Christian Benteke was never going to be a particularly good fit at Merseyside, particularly under possession-enthusiast Brendan Rodgers, and in the end, the Antrim-man's strategy highlighted the Belgian's weaknesses while nullifying his strengths. The production — a goal every 190 minutes — wasn't particularly bad relative to Benteke's previous exploits, but his impact on the team's style of play and overall production was noticeable.
That is not to say that Benteke is a bad footballer. When playing in a side less concerned with possession and more interested in maximising counter attacks, set-pieces and delivery from the wide areas, the former Villa man can be a highly effective offensive hub. In Samuele Allardici's Crystal Palace side, flanked by pacey, opportunistic widemen Wilfried Zaha and Andros Townsend, the 26-year old has looked revitalised, and while the overall quality of the team — particularly during the late ennui of Alan Pardew's reign — means his opportunities are limited, Allardyce's style of play is tailor-made for the big Belgian.
Jürgen Klopp is, naturally, well aware of this.
“He’s not 100 per cent to defend,” said the Reds manager. “When the ball is in the air, he is the major and main threat because that’s unbelievable – we felt it a lot of times here when we trained together.
“He has scored 13 or 14 goals for Crystal Palace now. He is obviously another player with confidence, in a good run and all that stuff. Like it is always when you play against Zlatan, other strikers, these kinds of strikers – tall, good with their back to the goal – you have to avoid the crosses and you have to avoid the passes. That’s how it works.
Klopp continued, “If we let them cross 50 balls it’s pretty likely he will have a few dangerous headers. That’s not his only strength, of course, but that’s a real strength.
“How it always is, you have to avoid passes in this area, and not only for him, because if you are only concentrated on Christian then Zaha and Townsend are around you.
“That’s really one of the best offensive lines in the Premier League. We respect this. We know how to play against it, but nevertheless we have to show it.”
For Klopp — typically referring to most events as somewhere between the coolest and not the coolest — that borders on hyperbole. Zaha is on a tremendous run of form compared to his previous dribbly ineffectiveness and Townsend has been able to shed the worst of his shoot on sight-itis, but the trio has only combined for a total of 17 non-penalty goals this year.

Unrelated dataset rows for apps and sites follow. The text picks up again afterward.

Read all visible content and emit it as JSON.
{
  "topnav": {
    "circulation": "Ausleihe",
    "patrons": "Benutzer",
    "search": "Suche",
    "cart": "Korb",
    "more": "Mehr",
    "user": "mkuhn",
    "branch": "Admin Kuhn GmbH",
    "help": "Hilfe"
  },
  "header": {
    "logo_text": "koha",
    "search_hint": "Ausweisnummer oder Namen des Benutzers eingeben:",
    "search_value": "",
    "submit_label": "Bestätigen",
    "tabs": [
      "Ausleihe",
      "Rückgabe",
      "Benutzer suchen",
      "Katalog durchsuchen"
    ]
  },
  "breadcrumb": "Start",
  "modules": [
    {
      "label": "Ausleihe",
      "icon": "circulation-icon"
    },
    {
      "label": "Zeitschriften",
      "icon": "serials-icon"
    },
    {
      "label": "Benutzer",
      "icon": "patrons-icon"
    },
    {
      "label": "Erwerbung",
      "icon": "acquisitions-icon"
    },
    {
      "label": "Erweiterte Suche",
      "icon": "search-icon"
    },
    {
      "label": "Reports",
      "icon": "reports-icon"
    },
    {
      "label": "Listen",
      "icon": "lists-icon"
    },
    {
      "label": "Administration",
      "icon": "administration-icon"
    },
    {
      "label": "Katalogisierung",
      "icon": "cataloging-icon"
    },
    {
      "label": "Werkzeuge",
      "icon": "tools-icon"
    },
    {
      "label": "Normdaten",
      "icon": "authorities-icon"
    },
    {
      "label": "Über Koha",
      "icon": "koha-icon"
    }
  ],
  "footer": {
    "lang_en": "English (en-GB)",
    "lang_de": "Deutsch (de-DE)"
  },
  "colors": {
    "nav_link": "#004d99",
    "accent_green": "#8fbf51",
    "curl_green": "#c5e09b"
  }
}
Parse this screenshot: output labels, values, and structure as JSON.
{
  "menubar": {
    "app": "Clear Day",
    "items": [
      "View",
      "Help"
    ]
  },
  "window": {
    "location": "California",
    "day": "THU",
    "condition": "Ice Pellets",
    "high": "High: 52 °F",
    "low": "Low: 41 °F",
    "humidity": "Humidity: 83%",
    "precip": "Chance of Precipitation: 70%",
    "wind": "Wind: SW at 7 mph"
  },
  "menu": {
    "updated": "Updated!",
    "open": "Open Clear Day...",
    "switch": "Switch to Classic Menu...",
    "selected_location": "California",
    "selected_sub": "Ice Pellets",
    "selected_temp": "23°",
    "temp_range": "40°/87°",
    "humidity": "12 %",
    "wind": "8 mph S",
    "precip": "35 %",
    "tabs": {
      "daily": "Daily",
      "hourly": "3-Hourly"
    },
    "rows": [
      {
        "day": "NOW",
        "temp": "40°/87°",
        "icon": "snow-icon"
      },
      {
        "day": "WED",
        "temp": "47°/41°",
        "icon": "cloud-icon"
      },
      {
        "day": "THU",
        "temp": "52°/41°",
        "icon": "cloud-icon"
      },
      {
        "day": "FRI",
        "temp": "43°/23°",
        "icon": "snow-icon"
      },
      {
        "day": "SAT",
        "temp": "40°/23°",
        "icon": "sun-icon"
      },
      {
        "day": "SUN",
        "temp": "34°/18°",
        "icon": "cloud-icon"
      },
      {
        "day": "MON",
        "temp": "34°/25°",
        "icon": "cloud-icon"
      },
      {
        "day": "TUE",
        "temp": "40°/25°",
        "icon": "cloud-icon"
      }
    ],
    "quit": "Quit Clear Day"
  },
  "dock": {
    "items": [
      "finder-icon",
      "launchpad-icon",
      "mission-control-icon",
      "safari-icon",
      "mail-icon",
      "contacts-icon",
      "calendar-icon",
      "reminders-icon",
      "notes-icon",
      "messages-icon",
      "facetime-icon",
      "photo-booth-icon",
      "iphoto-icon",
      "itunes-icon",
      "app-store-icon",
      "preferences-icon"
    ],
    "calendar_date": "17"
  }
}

Palace's focus on counter attacking football and set piece mayhem does match up poorly with Liverpool's tendency to overcommit to the press in transition and inability to stay conscious when defending corners and free kicks, however, and Sam Allardyce will relish the opportunity to play spoiler to the "soft German" when they face off at Anfield. The defensive unit will do well to heed their manager's words.